VIII. The Norman Conquest

§ 5. Anselm

Lanfranc’s successor in the see of Canterbury was his fellow-countryman and pupil, Anselm; perhaps less of a statesman, but a greater genius, a kindlier-natured and larger-hearted man and a more profound thinker. As one of the greatest of English churchmen, who fought for the purity and liberty and rights of the English church, we may claim Anselm as English, and we may rejoice at the place given him in the Paradiso in the company of Bonaventura and John Chrysostom and Peter “the devourer” of books, but the consideration of his writings, also, falls rather to the historian of religious philosophy. Inasmuch, however, as the result of Anselm’s fight against kingly tyranny led to the charter of Henry I and so prepared the way for the Great Charter that followed a century later he must be mentioned among those who took part in the making of England.

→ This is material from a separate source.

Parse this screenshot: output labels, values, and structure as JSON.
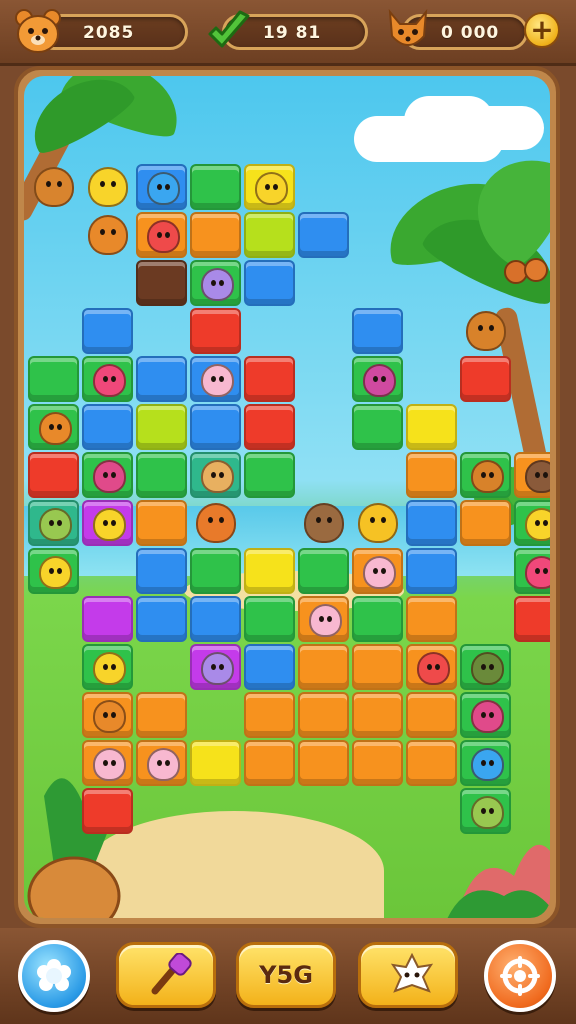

The reflection in English literature of the gradual construction of this new England will be seen more clearly when we have passed through the interval of quiescence that prevailed in vernacular letters after the Conquest. The literature of church and state and scholarship was for those who knew Latin; and the literature that followed the invaders was for those who taught French; the struggle for supremacy between native and alien tongues was fought out; and, when the first writers of Transition English appear, it is seen that the beaten Romance has modified the conquering Teutonic. The early days appear to be days of halting steps and curious experiment; and, naturally, the imitation of foreign models seems greater at first than later, when the naturalisation, or, rather, the blending, is nearer completion. Even the manuscripts of these early days, in their comparatively simple character, show that the vernacular is in the condition of a “poor relation”. Writers in English were at school under the new masters of the land, whose cycles of romance, including much that was borrowed from the adopted country, and, therefore, much that was easily assimilated, afforded, both in respect of form and of matter, excellent material for translation for many a year until, in fact, the clipped wings had had time to grow again.